Exercise material:
=-=-=-=-=

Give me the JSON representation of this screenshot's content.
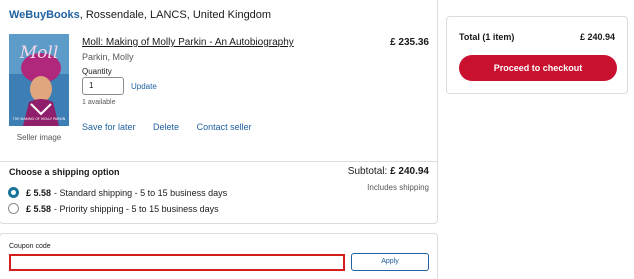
{
  "cart": {
    "seller_name": "WeBuyBooks",
    "seller_location": ", Rossendale, LANCS, United Kingdom",
    "item": {
      "title": "Moll: Making of Molly Parkin - An Autobiography",
      "price": "£ 235.36",
      "author": "Parkin, Molly",
      "quantity_label": "Quantity",
      "quantity_value": "1",
      "update_label": "Update",
      "available": "1 available",
      "cover_title": "Moll",
      "cover_caption": "THE MAKING OF MOLLY PARKIN",
      "seller_image_label": "Seller image",
      "actions": [
        "Save for later",
        "Delete",
        "Contact seller"
      ]
    },
    "shipping": {
      "title": "Choose a shipping option",
      "subtotal_label": "Subtotal: ",
      "subtotal_value": "£ 240.94",
      "includes": "Includes shipping",
      "options": [
        {
          "price": "£ 5.58",
          "label": "- Standard shipping - 5 to 15 business days",
          "selected": true
        },
        {
          "price": "£ 5.58",
          "label": "- Priority shipping - 5 to 15 business days",
          "selected": false
        }
      ]
    }
  },
  "coupon": {
    "label": "Coupon code",
    "value": "",
    "apply_label": "Apply"
  },
  "summary": {
    "total_label": "Total (1 item)",
    "total_value": "£ 240.94",
    "checkout_label": "Proceed to checkout"
  },
  "colors": {
    "link": "#2162a1",
    "checkout": "#c9102f",
    "coupon_error": "#d41e1e",
    "radio_selected": "#1a7399"
  }
}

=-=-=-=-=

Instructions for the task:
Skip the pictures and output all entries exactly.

Answer:
Give me the JSON representation of this screenshot's content.
{
  "cart": {
    "seller_name": "WeBuyBooks",
    "seller_location": ", Rossendale, LANCS, United Kingdom",
    "item": {
      "title": "Moll: Making of Molly Parkin - An Autobiography",
      "price": "£ 235.36",
      "author": "Parkin, Molly",
      "quantity_label": "Quantity",
      "quantity_value": "1",
      "update_label": "Update",
      "available": "1 available",
      "cover_title": "Moll",
      "cover_caption": "THE MAKING OF MOLLY PARKIN",
      "seller_image_label": "Seller image",
      "actions": [
        "Save for later",
        "Delete",
        "Contact seller"
      ]
    },
    "shipping": {
      "title": "Choose a shipping option",
      "subtotal_label": "Subtotal: ",
      "subtotal_value": "£ 240.94",
      "includes": "Includes shipping",
      "options": [
        {
          "price": "£ 5.58",
          "label": "- Standard shipping - 5 to 15 business days",
          "selected": true
        },
        {
          "price": "£ 5.58",
          "label": "- Priority shipping - 5 to 15 business days",
          "selected": false
        }
      ]
    }
  },
  "coupon": {
    "label": "Coupon code",
    "value": "",
    "apply_label": "Apply"
  },
  "summary": {
    "total_label": "Total (1 item)",
    "total_value": "£ 240.94",
    "checkout_label": "Proceed to checkout"
  },
  "colors": {
    "link": "#2162a1",
    "checkout": "#c9102f",
    "coupon_error": "#d41e1e",
    "radio_selected": "#1a7399"
  }
}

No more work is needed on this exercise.